Lewis & Clark are guiding spirits that haunt Will’s journey. The other specter that haunted my writing journey, if you will, was Donald Trump. I was hearing his words on a daily basis. And it struck me that what he represented seemed to strike against the spirit of this nation’s core. He boasts about building a great wall, he stokes fear and distrust of immigrants, he promises deportations. On the day of his campaign announcement, June 15, 2015, Trump said:

“When Mexico sends its people, they’re not sending their best. They’re sending people that have lots of problems. They’re bringing drugs. They’re bringing crime. They’re rapists.”

And Trump promised:

“I will build a great wall — and nobody builds walls better than me, believe me —and I’ll build them very inexpensively. I will build a great, great wall on our southern border, and I will make Mexico pay for that wall. Mark my words.”

He hasn’t stopped denigrating people since. Just yesterday calling the Somali immigrants of Minnesota a “disaster” for the state.
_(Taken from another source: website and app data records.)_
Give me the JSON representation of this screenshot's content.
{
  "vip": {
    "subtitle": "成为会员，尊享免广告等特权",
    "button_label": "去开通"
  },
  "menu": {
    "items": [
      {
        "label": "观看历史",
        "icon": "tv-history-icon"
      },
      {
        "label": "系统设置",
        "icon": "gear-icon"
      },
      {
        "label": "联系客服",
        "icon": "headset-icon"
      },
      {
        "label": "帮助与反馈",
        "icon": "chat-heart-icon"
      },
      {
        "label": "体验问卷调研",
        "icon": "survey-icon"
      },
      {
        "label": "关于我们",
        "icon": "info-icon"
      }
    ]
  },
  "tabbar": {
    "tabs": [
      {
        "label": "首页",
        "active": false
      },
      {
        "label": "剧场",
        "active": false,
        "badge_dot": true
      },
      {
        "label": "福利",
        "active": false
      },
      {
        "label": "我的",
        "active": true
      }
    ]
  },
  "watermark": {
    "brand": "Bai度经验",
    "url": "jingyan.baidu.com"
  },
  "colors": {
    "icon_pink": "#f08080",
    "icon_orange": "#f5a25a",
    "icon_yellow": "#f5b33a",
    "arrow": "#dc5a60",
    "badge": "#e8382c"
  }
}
It is one thing to lead a thoughtful discussion about immigration standards and practices; it is something altogether different, and more hateful and fear-mongering, to broadly disparage a culture and a community of immigrants living in our country. It’s also counter-productive.
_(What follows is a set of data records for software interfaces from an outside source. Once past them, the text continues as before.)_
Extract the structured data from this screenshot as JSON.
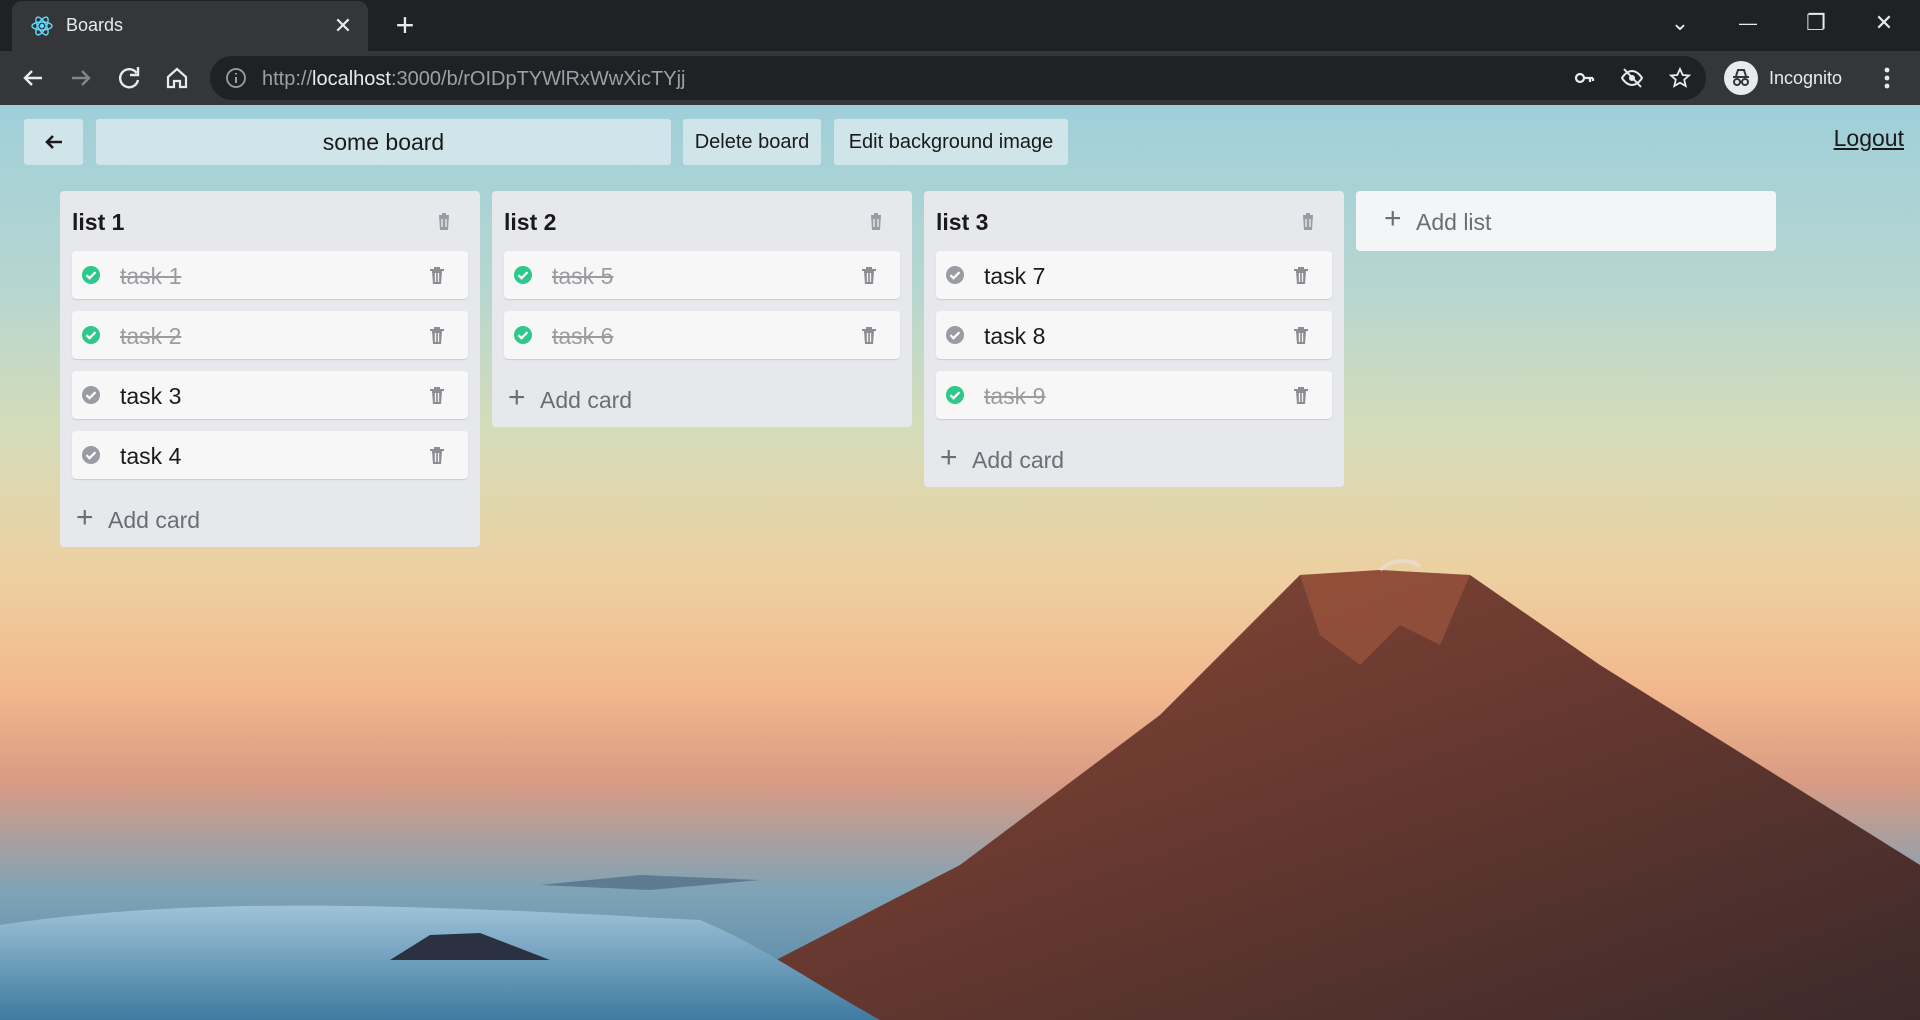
{
  "browser": {
    "tab_title": "Boards",
    "tab_close": "✕",
    "new_tab": "+",
    "url_prefix": "http://",
    "url_host": "localhost",
    "url_rest": ":3000/b/rOIDpTYWlRxWwXicTYjj",
    "profile_label": "Incognito",
    "window_controls": {
      "tab_search": "⌄",
      "minimize": "—",
      "restore": "❐",
      "close": "✕"
    }
  },
  "header": {
    "board_title": "some board",
    "delete_board_label": "Delete board",
    "edit_background_label": "Edit background image",
    "logout_label": "Logout"
  },
  "lists": [
    {
      "title": "list 1",
      "cards": [
        {
          "title": "task 1",
          "done": true
        },
        {
          "title": "task 2",
          "done": true
        },
        {
          "title": "task 3",
          "done": false
        },
        {
          "title": "task 4",
          "done": false
        }
      ],
      "add_card_label": "Add card"
    },
    {
      "title": "list 2",
      "cards": [
        {
          "title": "task 5",
          "done": true
        },
        {
          "title": "task 6",
          "done": true
        }
      ],
      "add_card_label": "Add card"
    },
    {
      "title": "list 3",
      "cards": [
        {
          "title": "task 7",
          "done": false
        },
        {
          "title": "task 8",
          "done": false
        },
        {
          "title": "task 9",
          "done": true
        }
      ],
      "add_card_label": "Add card"
    }
  ],
  "add_list_label": "Add list",
  "colors": {
    "done_check": "#2ec98a",
    "todo_check": "#9a9ca3",
    "list_bg": "#e7e8eb",
    "card_bg": "#f7f7f7"
  }
}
In The Courage Test, I weave in details throughout the book that echo and mirror the explorers’ original experiences (an incident with a bear, adventures in the rapids, encounters with the Nez Perce tribe, etc). To cite one example: protagonists in both time periods meet up with a vulnerable, pregnant 15-year-old girl. For Lewis & Clark, her name was Sacagawea. She grew up with the Shoshones and was kidnapped by the Hidatsa tribe at roughly age ten. A few years later she was sold to a fur trapper named Toussaint Charbonneau, who made her his wife. Sacagawea famously joined Lewis & Clark on their journey to the sea. Correspondingly, in the main narrative, Will and his father meet Maria Rosa, also 15 and pregnant. It is strongly intimated that Maria came into the United States illegally from Mexico, a runaway seeking a new life.

 

Painting by Edgar Samuel Paxson.
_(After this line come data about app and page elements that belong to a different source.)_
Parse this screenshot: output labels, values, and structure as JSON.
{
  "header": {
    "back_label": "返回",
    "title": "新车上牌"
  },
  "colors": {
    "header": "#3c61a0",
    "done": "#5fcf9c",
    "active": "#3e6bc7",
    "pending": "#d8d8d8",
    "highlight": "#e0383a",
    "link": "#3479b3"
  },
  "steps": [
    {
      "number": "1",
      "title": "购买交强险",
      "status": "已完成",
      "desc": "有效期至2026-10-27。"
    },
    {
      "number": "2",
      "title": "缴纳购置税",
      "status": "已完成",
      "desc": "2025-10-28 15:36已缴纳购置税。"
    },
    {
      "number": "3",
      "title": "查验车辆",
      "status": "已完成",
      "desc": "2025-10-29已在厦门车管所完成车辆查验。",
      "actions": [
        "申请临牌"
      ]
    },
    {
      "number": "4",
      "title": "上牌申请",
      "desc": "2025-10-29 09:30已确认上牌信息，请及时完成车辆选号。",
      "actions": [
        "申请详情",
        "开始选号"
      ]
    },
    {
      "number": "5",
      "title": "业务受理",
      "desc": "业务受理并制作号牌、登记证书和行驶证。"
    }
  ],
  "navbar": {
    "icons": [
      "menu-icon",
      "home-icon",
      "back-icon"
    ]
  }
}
Painting by Edgar Samuel Paxson.

 

To me, it became very important how Will and his father responded to this girl. Because it would not only reveal their character, but it would say something about America, at least a vision of America in which I still believe. In that sense the book became in part my response to Donald Trump. A story about morality, and compassion, and the courage to face the coming challenges with open, generous hearts.

—–

THE COURAGE TEST is a 2016 JUNIOR LIBRARY GUILD SELECTION.

“Preller traverses both domestic drama and adventure story with equally sure footing, delivering the thrills of a whitewater rafting accident and a mama bear encounter, and shifting effortlessly to the revelation of Mom’s illness and the now urgent rapprochement between Dad and Will. Whatever young explorers look for on their literary road trips, they’ll find it here.The Bulletin of the Center for Children’s Books.

Preller stirs doses of American history into a first-rate road trip that does traditional double-duty as plot device and coming-of-age metaphor. Will is initially baffled and furious at being abruptly forced to accompany his divorced father, a history professor, on a long journey retracing much of the trail of Lewis and Clark. The trip soon becomes an adventure, though, because as the wonders of the great outdoors work their old magic on Will’s disposition, his father and a Nez Perce friend (who turns out to be a Brooklyn banker) fill him in on the Corps of Discovery’s encounters with nature and native peoples. Also, along with helping a young runaway find a new home, Will survives a meeting with a bear and a spill into dangerous rapids — tests of courage that will help him weather the bad news that awaits him at home.”—Booklist, Starred Review

“A middle grade winner to hand to fans of history, adventure, and family drama..”School Library Journal.